Honestly, I never wanted to shift to Mumbai to become an actor.
I was really satisfied and content with my life in Delhi.
I used to go for football, cricket and squash twice-a-week.
Then every day I would be work at the radio station.
I had a very nice, happy and hectic life.
While doing theatre, all these auditions were happening.
I was performing at Mandi House, Shri Ram Centre in Delhi. There, this man came up to me and said he wanted to cast me in his film.
This is how my first movie Saat Uchakkey happened. It was very random.
So once you start doing something on the creative side, an artist wants to explore bigger platforms. Things happened that way.
I will not disagree that my brother inspired me when I used to see him perform.
I used to think about how interesting a project is and whether I could do it.
Touchwood, people have accepted me.
Until the audience accepts you, nothing can work out even if you are talented.
Did being Ayushmann Khurrana’s brother help open the doors for you into the industry or did it add pressure on you?
Coming to Mumbai and wanting to be an actor is not difficult to accomplish.
But to become a ‘hero’ is very tough.
God has been kind to give me a good platform time-after-time and people have accepted my performance with open arms.
When you have a brother like Ayushmann in the house, you can only get inspired by such a talent.

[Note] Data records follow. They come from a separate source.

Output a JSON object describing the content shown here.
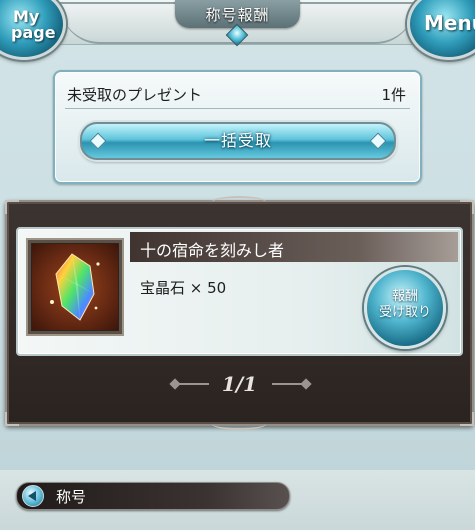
{
  "header": {
    "title": "称号報酬",
    "mypage_line1": "My",
    "mypage_line2": "page",
    "menu_label": "Menu"
  },
  "present": {
    "label": "未受取のプレゼント",
    "count": "1件",
    "bulk_button": "一括受取"
  },
  "reward": {
    "title": "十の宿命を刻みし者",
    "item": "宝晶石 × 50",
    "receive_line1": "報酬",
    "receive_line2": "受け取り"
  },
  "pager": {
    "text": "1/1"
  },
  "footer": {
    "back_label": "称号"
  }
}
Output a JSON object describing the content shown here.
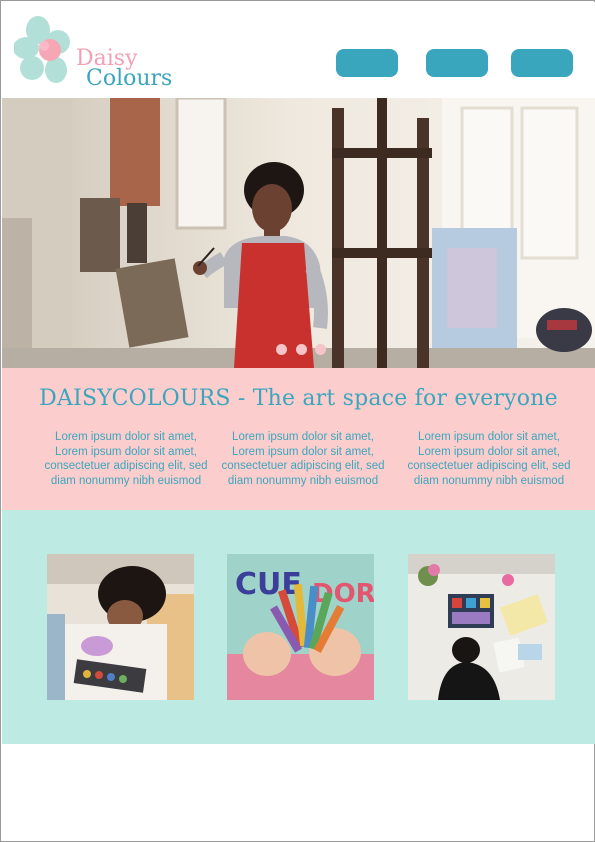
{
  "brand": {
    "name_line1": "Daisy",
    "name_line2": "Colours",
    "colors": {
      "pink": "#f2a0b3",
      "teal": "#3aa6bd",
      "mint": "#b2e0d8"
    }
  },
  "nav": {
    "buttons": [
      {
        "label": ""
      },
      {
        "label": ""
      },
      {
        "label": ""
      }
    ]
  },
  "hero": {
    "icon": "artist-painting-photo",
    "carousel": {
      "slide_count": 3
    }
  },
  "intro": {
    "title": "DAISYCOLOURS - The art space for everyone",
    "columns": [
      {
        "text": "Lorem ipsum dolor sit amet, Lorem ipsum dolor sit amet, consectetuer adipiscing elit, sed diam nonummy nibh euismod"
      },
      {
        "text": "Lorem ipsum dolor sit amet, Lorem ipsum dolor sit amet, consectetuer adipiscing elit, sed diam nonummy nibh euismod"
      },
      {
        "text": "Lorem ipsum dolor sit amet, Lorem ipsum dolor sit amet, consectetuer adipiscing elit, sed diam nonummy nibh euismod"
      }
    ]
  },
  "gallery": {
    "images": [
      {
        "icon": "child-painting-photo"
      },
      {
        "icon": "crayons-in-hands-photo"
      },
      {
        "icon": "artist-desk-overhead-photo"
      }
    ]
  },
  "colors": {
    "intro_bg": "#fccdcd",
    "gallery_bg": "#bdeae3",
    "button": "#3aa6bd",
    "dot": "#f5c4c8"
  }
}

Once you’re inspired, it is important to understand that you need to have a different journey.
It’s very obvious to take a star brother route, but I think he was wise enough to say advise me to take an alternative route.

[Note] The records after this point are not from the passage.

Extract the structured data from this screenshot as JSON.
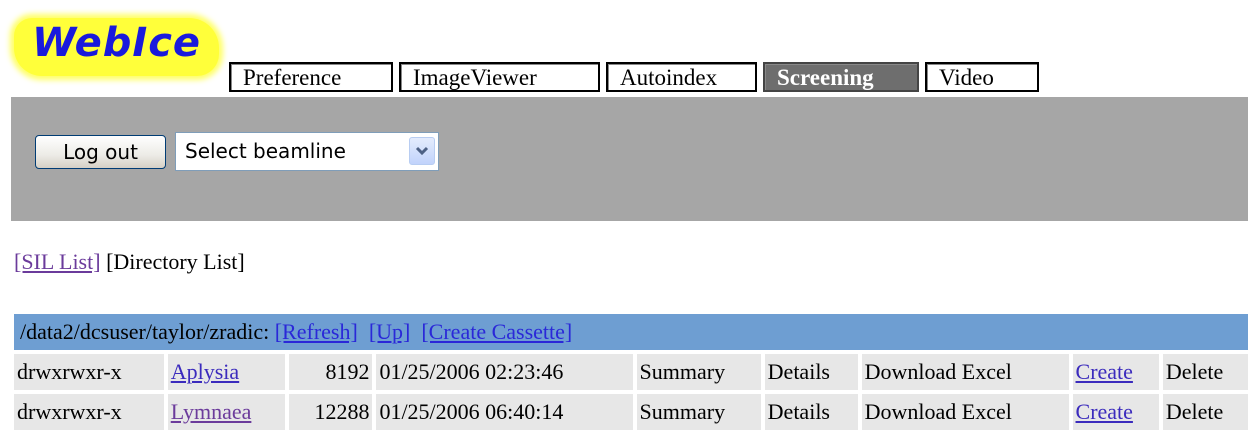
{
  "app": {
    "logo_text": "WebIce"
  },
  "tabs": [
    {
      "label": "Preference",
      "active": false
    },
    {
      "label": "ImageViewer",
      "active": false
    },
    {
      "label": "Autoindex",
      "active": false
    },
    {
      "label": "Screening",
      "active": true
    },
    {
      "label": "Video",
      "active": false
    }
  ],
  "toolbar": {
    "logout_label": "Log out",
    "beamline_select_value": "Select beamline"
  },
  "nav": {
    "sil_list": "[SIL List]",
    "directory_list": "[Directory List]"
  },
  "directory": {
    "path": "/data2/dcsuser/taylor/zradic:",
    "refresh": "[Refresh]",
    "up": "[Up]",
    "create_cassette": "[Create Cassette]",
    "rows": [
      {
        "permissions": "drwxrwxr-x",
        "name": "Aplysia",
        "size": "8192",
        "datetime": "01/25/2006 02:23:46",
        "summary": "Summary",
        "details": "Details",
        "download_excel": "Download Excel",
        "create": "Create",
        "delete": "Delete"
      },
      {
        "permissions": "drwxrwxr-x",
        "name": "Lymnaea",
        "size": "12288",
        "datetime": "01/25/2006 06:40:14",
        "summary": "Summary",
        "details": "Details",
        "download_excel": "Download Excel",
        "create": "Create",
        "delete": "Delete"
      }
    ]
  },
  "colors": {
    "toolbar_bg": "#a6a6a6",
    "header_bg": "#6e9ed2",
    "row_bg": "#e7e7e7",
    "logo_bg": "#ffff3a",
    "active_tab_bg": "#6e6e6e"
  }
}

It helped immensely to have a brother like Ayushmann.
Never in so many years did he ring or call up a producer/director to give me a project.
I’m glad he didn’t because one needs to have their own journey.
My brother focused on guiding me to become a better actor.
Listen to our interview with Aparshakti Khurana right here!
How exactly did Ayushmann guide you?
The first advice he gave to me was to do theatre and plays – not actually go to an acting school.
He also told me to concentrate on music and sports – i.e. to continue playing football and cricket which I normally do.
My brother never told me to go to the gym.
People, on the other hand, have this weird notion about having a good body and feel this acts a substitute for everything.
Having six-pack abs and big muscles is the last thing on the list for any actor.
Unlike others, my brother advised me not to concentrate on building my body but to focus on improving myself as an actor.
You also sing. Do you feel that it is necessary to have/showcase other talents as well as acting in order to be a successful Bollywood hero?
Not really. It just gives an artist more exposure/confidence and that’s about it.
If you talk about a Pankaj Tripathi, Ranbir Kapoor or Nawazuddin Siddiqui – all three of them are actors of different spaces.
But none of them is a singer, but all three of them are equally successful in their own space.
An actor will always be an actor.
Having said that, it just gives one more exposure and ease of performing on stage.
One plus point could be that if I do a character revolves around music, it is then an artist has an edge over other actors when the filmmaker considers to cast you.
Since you host Bigg Buzz on Voot, What is your view on the current season of Bigg Boss? Any particular favourite housemates?
A lot of people don’t accept that they watch Bigg Boss.
In our country, everybody watched it but they sometimes are a little on the back-foot and slightly embarrassed that they watch it.
This year my favourite was Anup Jalota, but he’s been eliminated now.
I totally love him. He’s such a sweetheart, a cute soul and he was quite nice on the show!
He maintained his dignity.
On the second number (I don’t really like him) but someone who I think could win the show is Romil.
He’s a smart guy.
Finally, what do you hope to achieve in the near future?
I don’t plan things. Whatever comes my way, I just do it.
This is how I have conducted myself in the past for so many years and I will continue to do that.
Once you start planning things and they don’t happen, you feel disheartened.
I’m kind of fine with whatever God is giving me and I will be content no matter what.
Here’s wishing Aparshakti all the best for his future projects!